Signs billing the event as “pancakes and hula” punctuated the highway from Kilauea to Hanalei and the signs did not disappoint as the ladies of Yokotake’s hula halau provided dining entertainment for the morning segment of the breakfast, many of the halau’s dancers having their spouses occupied with serving at the pancake breakfast.
Lion Don McConnell, the chairman for the pancake breakfast, made it a point to personally greet each diner as they made their way up the steps leading to the cafeteria.
“We’re still selling tickets,” McConnell said between diners. “The crowd is sporadic, but when the green church lets out, it’s going to get crowded.”
McConnell said the popular community event features more than breakfast. Yokotake and her halau opened the slate of entertainment kept diners at their seats, a silent auction offered a variety of merchandise and services from community businesses and lucky number tickets were also available for a variety of door prizes.
“We’ll probably go through about 800-900 meals by the time we’re through,” McConnell said. “And don’t forget Lion Odie Dill. He’s taking care of the take-out orders.
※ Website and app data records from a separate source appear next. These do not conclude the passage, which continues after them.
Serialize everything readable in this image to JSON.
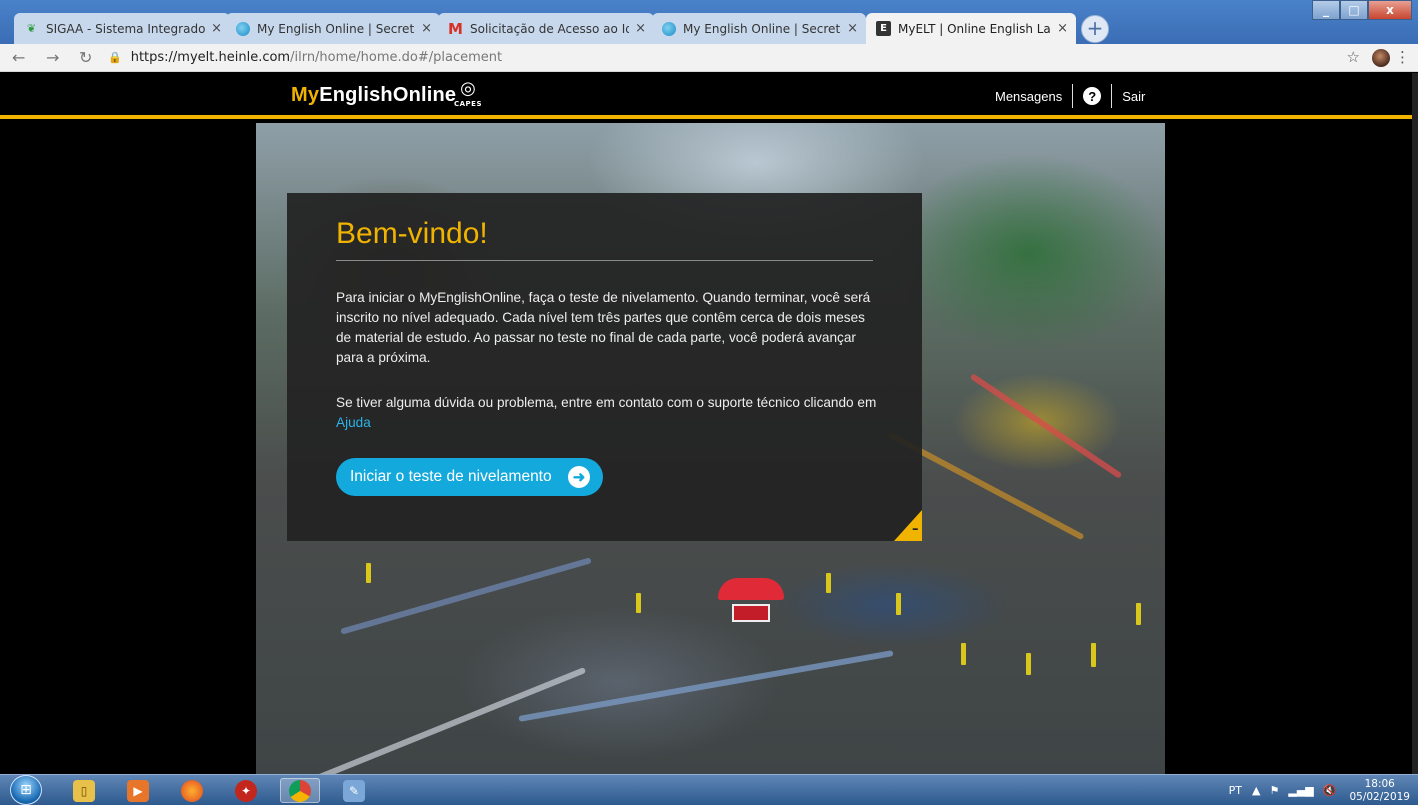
{
  "browser": {
    "tabs": [
      {
        "title": "SIGAA - Sistema Integrado de Ge",
        "icon": "sigaa-icon",
        "active": false
      },
      {
        "title": "My English Online | Secretaria Vi",
        "icon": "globe-icon",
        "active": false
      },
      {
        "title": "Solicitação de Acesso ao Idiomas",
        "icon": "gmail-icon",
        "active": false
      },
      {
        "title": "My English Online | Secretaria Vi",
        "icon": "globe-icon",
        "active": false
      },
      {
        "title": "MyELT | Online English Language",
        "icon": "elt-icon",
        "active": true
      }
    ],
    "close_glyph": "×",
    "new_tab_glyph": "+",
    "url_host": "https://myelt.heinle.com",
    "url_path": "/ilrn/home/home.do#/placement"
  },
  "site": {
    "logo_my": "My",
    "logo_rest": "EnglishOnline",
    "capes_label": "CAPES",
    "nav": {
      "messages": "Mensagens",
      "help_glyph": "?",
      "logout": "Sair"
    },
    "accent_color": "#f0b400",
    "button_color": "#14a9dc"
  },
  "welcome": {
    "title": "Bem-vindo!",
    "paragraph1": "Para iniciar o MyEnglishOnline, faça o teste de nivelamento. Quando terminar, você será inscrito no nível adequado. Cada nível tem três partes que contêm cerca de dois meses de material de estudo. Ao passar no teste no final de cada parte, você poderá avançar para a próxima.",
    "paragraph2": "Se tiver alguma dúvida ou problema, entre em contato com o suporte técnico clicando em",
    "help_link": "Ajuda",
    "start_button": "Iniciar o teste de nivelamento",
    "collapse_glyph": "–"
  },
  "taskbar": {
    "language": "PT",
    "time": "18:06",
    "date": "05/02/2019"
  }
}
There’re about 150 of them.”
Dill had the task of balancing filling ticket orders while keeping an eye on the steady stream of diners that filed through the serving line in the cafeteria.
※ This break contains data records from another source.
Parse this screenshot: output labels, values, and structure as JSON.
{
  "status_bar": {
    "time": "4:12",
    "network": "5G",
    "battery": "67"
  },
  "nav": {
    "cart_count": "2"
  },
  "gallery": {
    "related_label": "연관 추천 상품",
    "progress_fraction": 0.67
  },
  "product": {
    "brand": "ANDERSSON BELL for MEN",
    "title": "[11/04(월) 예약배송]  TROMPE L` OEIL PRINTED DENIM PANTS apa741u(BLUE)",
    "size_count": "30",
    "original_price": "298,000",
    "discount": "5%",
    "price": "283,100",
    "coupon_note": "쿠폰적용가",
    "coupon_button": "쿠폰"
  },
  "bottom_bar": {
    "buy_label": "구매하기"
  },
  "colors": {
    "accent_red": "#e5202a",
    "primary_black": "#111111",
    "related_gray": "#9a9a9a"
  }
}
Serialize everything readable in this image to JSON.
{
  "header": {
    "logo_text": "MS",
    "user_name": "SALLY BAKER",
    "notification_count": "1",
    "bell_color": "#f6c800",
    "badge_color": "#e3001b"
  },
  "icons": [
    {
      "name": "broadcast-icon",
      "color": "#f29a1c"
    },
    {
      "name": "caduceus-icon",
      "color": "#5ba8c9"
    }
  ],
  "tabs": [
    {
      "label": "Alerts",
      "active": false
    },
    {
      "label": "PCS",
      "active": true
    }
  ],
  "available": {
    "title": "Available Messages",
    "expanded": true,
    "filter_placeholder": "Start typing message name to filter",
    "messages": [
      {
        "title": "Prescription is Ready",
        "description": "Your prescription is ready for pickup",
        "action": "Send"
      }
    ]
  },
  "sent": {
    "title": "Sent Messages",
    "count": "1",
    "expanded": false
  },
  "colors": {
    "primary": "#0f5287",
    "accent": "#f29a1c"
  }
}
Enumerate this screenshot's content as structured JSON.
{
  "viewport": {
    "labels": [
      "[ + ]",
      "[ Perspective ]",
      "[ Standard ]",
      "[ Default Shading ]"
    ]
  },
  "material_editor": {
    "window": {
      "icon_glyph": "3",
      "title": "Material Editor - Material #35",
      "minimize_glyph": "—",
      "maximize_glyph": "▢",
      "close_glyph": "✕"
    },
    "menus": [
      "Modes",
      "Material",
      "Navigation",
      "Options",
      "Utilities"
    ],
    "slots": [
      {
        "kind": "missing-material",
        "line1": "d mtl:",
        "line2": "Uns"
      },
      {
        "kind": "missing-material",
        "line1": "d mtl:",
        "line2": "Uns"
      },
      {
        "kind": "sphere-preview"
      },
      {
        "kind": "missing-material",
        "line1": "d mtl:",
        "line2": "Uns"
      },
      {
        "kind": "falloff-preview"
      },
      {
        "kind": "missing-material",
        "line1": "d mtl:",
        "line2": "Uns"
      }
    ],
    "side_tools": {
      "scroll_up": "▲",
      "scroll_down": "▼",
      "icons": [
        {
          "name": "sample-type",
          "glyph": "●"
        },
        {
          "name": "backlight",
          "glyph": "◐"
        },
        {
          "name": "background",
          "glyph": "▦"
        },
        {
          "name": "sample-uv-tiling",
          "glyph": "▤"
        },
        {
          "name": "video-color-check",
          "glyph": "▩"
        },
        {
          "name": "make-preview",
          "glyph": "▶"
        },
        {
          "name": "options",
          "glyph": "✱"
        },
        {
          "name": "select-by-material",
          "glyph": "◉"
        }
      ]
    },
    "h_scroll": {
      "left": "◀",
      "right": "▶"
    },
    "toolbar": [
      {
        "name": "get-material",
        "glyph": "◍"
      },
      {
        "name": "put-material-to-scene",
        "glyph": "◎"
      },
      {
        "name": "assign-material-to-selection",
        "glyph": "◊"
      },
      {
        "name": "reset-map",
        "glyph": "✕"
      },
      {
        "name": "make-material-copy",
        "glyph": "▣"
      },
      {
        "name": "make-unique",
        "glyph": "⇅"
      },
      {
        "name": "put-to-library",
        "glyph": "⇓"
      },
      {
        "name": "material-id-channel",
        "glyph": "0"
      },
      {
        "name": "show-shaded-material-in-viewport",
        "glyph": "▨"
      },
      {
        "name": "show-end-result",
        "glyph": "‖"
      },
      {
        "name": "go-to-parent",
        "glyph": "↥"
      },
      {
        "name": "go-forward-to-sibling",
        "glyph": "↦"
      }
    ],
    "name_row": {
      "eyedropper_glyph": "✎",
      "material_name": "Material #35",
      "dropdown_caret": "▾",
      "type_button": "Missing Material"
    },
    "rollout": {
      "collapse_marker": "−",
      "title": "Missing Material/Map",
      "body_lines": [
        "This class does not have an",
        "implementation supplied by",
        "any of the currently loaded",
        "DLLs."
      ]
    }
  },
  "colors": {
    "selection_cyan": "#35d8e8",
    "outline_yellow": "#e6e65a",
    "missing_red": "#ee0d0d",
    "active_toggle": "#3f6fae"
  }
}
Phil Sterker, whose wife Sandi was busy moving trays of cooked Portuguese sausage, kept things lively with his banter with diners waiting on cooking eggs.
“We don’t have Mike Loo this year,” said one Lion in the hectic kitchen area. “The eggs are slowing down, but it’s okay. We got the pace.”
The Sterkers make their way to the event from Kalaheo where they live, a journey that Sandi can only describe as starting “real early.”
“And, it’s not done at 11 o’ clock,” she said. “There’s the clean up afterwards. Sometimes that can take really long, too.”
Another of the long-distance breakfast fans was Wendee Miguel who hails from ‘Ele‘ele.
“It’s OK,” Wendee’s mom said. “We spend the weekend in Anahola with relatives so it’s not bad at all.”
McConnell pointed out that among the field of diners, “A lot of visitors keep coming back from off-island just to take in this event.”
Additionally, he said there are community businesses like the Pahio Resorts that buy 130 tickets and distribute them among its employees.
“This is really a big help to the effort and the community,” McConnell said.
Among the diners enjoying the pancakes being whipped out by the crew of Lions Wayne Yoshida, Gary Pacheco and Wayne Tanji, Sharron Weber caught a ride with Diane Kent of the East Kaua‘i Lions Club.
“We’re going golfing afterwards,” Weber said while chatting with EK Lion Janice Bond who was one of the early diners so she could attend church in Kapa‘a after the meal.
Other Lions from the EK club had also opted to arrive early to get a good tee time at the Princeville Golf Course following breakfast. Lions like Hans Hellriegel of the Kapa‘a Lions Club stayed around to enjoy the entertainment and fellowship.
“We’re all Lions,” Hellriegel said. “We come because we like to help each other out.”